Along with the military-issued MilSub, the COMEX Submariner is the other private-label edition of Rolex’s legendary dive watch that sits at the top of countless vintage collectors’ wishlists. COMEX is a French deep-sea diving company that partnered with Rolex between the 1970s and 1990s and served as a real-world testbed for Rolex’s various dive watches. The COMEX Submariner exists across several different references, with the most desirable examples being those with the iconic COMEX logo printed on their dials.
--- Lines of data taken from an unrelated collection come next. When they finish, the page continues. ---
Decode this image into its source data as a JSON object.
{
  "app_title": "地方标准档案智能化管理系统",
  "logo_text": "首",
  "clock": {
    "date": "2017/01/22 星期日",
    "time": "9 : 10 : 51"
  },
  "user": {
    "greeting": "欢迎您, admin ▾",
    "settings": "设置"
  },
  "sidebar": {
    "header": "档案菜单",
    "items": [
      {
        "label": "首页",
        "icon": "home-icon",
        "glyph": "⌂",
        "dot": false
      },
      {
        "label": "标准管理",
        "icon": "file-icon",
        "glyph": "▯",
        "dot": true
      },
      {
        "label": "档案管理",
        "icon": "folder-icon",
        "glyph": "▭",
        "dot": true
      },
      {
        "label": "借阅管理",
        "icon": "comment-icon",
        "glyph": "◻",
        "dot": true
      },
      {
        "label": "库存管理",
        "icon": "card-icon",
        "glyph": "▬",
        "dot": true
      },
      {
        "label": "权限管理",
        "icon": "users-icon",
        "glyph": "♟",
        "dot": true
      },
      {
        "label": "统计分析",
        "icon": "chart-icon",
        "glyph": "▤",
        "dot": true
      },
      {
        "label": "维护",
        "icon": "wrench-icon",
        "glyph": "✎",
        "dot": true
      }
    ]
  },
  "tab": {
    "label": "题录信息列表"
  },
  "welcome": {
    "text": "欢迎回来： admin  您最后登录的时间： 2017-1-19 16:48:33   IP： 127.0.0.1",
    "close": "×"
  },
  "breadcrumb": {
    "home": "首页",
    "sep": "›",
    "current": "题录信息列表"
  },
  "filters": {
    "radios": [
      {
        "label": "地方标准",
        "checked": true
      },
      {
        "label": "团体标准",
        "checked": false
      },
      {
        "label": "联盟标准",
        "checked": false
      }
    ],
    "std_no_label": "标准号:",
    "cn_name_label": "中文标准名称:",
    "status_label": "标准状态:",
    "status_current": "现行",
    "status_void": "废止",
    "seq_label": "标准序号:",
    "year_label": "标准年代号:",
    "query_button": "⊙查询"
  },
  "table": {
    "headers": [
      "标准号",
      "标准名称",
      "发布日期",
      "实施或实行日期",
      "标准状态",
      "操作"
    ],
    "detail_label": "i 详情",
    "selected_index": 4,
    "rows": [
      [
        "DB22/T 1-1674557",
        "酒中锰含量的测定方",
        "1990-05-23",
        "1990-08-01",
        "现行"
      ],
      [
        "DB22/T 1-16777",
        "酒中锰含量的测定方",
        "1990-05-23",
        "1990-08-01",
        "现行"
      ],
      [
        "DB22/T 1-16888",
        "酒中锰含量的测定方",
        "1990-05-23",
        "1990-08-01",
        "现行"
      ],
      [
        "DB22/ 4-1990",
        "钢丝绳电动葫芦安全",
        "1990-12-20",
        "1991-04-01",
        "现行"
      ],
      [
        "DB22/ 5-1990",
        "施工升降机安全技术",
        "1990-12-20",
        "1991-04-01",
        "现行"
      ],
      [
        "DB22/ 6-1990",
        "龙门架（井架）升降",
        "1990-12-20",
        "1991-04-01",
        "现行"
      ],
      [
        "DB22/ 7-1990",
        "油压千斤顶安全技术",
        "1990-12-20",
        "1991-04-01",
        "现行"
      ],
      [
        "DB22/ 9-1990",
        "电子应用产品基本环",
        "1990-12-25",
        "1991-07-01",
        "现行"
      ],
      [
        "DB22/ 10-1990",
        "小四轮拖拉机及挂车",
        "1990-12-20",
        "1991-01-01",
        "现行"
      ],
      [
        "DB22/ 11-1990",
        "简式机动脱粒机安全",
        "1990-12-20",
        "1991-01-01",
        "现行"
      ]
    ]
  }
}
Additionally, as these watches were issued to COMEX divers, each one has a caseback engraving with the COMEX name and the watch’s individual number.
Rolex Oyster Perpetual 116000 Domino’s Pizza
Part of Rolex’s ongoing relationship with Domino’s Pizza, and while not as colorful as the earlier Air-Kings, this Oyster Perpetual was awarded to Domino’s managers who could Sell $25,000 USD worth of pizzas for four weeks in a row. The watch sees subtle co-branding in the form of a bronze Domino’s plaque fixed to the bracelet and a Domino’s logo engraved at the caseback. Each manager awarded the watch was also presented with an official letter from Domino’s Pizza.
Rolex Explorer II 216570 Attack Helicopter
This is a special order version of the Explorer II made for the British Military’s Attack Helicopter Regiment — the same one Prince Harry served in 2010 where he eventually went on to command his own Apache attack helicopter. With only 48 ever made, the association with the military, not to mention its rarity and special Union Jack/Apache caseback engraving, this is a highly sought-after collectible timepiece. Only four have surfaced for auction.
Rolex Submariner 16610 Cinderella Man
This special watch was previously gifted by Russell Crowe to a crew member and was purchased in Toronto in 2005 to commemorate the filming of Cinderella Man. The 2004 Rolex Submariner ref. 16610 sees special engravings in the form of “Cinderella Man 2004” at the top and “Vincit Qui Se Vincit – RC” at the bottom. While the owner did attempt to sell it for some cash, word has it that Russell Crowe himself bought the watch and returned it to the seller.